You can also invest it so that you can have some extra money when you retire. And, every year when your tax return is done and you are getting money back, you can invest it with the previous year, to ensure that you have a huge sum of money when you retire.

Should you pay off some debt or save your tax refund that you are getting back? This is a common question that might be hard to answer. It is always tempting to spend the money immediately on things that you want to have. However, you can benefit so much more if you are going to save it or even paying off debt. With this information, you will know what is going to be best for you and the tax refund that you are going to get back this year. For more information visit: https://www.taxreturn247.com.au/how-it-works

Tax Return

Completing the Tax Return Form

Completing your tax return can be both frustrating and time-consuming, but the entire process can easily be facilitated by understanding concepts and procedures. You can use your annual return on paper or online – use the HMRC software or one of the much easy-to-use commercial software on the market. We recommend you to do it online if it is faster, prevents delays and there is no chance of it getting lost in the post.

The Deadline for Sending Your Tax Return Back

Deadlines vary depending on how you send your return back – these are the filing dates. The deadline for a paper tax return is 31 October following the end of the tax year, and this is the date HMRC should receive your annual return. If you are finishing this online, HMRC should receive your tax return by 31 January following the end of the tax year.

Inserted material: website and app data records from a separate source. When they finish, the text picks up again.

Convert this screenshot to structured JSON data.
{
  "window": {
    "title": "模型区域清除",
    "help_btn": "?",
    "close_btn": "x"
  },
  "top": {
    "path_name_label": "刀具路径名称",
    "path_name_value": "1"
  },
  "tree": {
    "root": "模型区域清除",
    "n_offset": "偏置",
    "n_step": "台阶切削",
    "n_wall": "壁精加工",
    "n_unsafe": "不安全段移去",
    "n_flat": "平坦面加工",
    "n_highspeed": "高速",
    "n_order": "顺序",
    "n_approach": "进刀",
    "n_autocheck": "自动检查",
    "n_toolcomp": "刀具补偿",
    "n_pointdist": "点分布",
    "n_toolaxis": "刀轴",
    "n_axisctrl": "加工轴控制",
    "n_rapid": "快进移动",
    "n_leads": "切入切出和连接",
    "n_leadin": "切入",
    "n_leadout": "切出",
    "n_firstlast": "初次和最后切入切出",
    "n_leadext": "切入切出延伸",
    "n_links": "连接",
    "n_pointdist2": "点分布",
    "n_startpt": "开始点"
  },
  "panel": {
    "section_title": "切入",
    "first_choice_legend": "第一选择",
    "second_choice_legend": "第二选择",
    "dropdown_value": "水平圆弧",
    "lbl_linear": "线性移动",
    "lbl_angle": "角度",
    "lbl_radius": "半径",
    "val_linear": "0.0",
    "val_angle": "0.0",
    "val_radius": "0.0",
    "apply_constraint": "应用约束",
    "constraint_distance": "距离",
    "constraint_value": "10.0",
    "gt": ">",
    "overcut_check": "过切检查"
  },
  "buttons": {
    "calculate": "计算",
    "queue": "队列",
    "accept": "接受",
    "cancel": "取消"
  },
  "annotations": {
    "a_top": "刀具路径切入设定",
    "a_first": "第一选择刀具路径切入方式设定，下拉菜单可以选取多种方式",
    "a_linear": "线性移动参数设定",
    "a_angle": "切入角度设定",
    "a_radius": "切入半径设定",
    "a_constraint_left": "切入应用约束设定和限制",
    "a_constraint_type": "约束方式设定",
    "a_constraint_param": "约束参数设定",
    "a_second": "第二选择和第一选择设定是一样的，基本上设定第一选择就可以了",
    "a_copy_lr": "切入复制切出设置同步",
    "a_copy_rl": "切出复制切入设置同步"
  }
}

It is important that you meet these deadlines if it does not automatically run a late filing penalty of £100. Another £100 penalty will be incurred if this is still outstanding after six months.

Paper Tax Return

HMRC guarantees you to calculate your tax and inform you of the results before the payment deadline of 31 January following the end of the tax year. If you send your return after the filing date, HMRC can’t guarantee that you calculate your tax and tell you that the result in time for any 31 January payment.

If you even calculate your tax yourself or if your document is late, you can ask the HMRC for its pages and notes to help you work out your tax bill. No need to send the supplementary pages HMRC sends you as part of your tax return.

Online Tax Return

The HMRC online service is easy to use and saves time compared to the paper version. To use the online service, you have to register first by visiting the HMRC website and following the registration process. HMRC will then send you a Personal Identification Number and may take about 7 days.

So, we strongly recommend that you do not leave registering for the online service until 31 January. If you do then your return will be late and you will incur the late filing penalty- therefore does it well in advance? Once you have completed the online return you will receive an acknowledgment of receipt.

Keeping Records

In order to complete and correct tax return, you have to keep all records according to law. If your annual return is not complete and you are found by HMRC to owe tax, you may be essential to pay interest and a penalty. So keep all records and get it right in the first place.

Using Provisional and Estimated Figures

If you simply want to wait for the information which you need for your annual return, you can use provisional figures to evade delaying filing your tax return. If you use the provisional figures, remember to draw attention to this in the ‘Any other information’ box on the paper return or in the white space on the online return. Do not forget to replace your provision figures with the final ones you know them.

Sometimes you may have to estimate an amount, as the private proportion of motoring expenses or the cost of using part of your home for business use. You do not need to replace this figure and you do not have to draw attention to this kind of estimate. You will find available guidance about this on the tax return. http://www.taxreturn247.com.au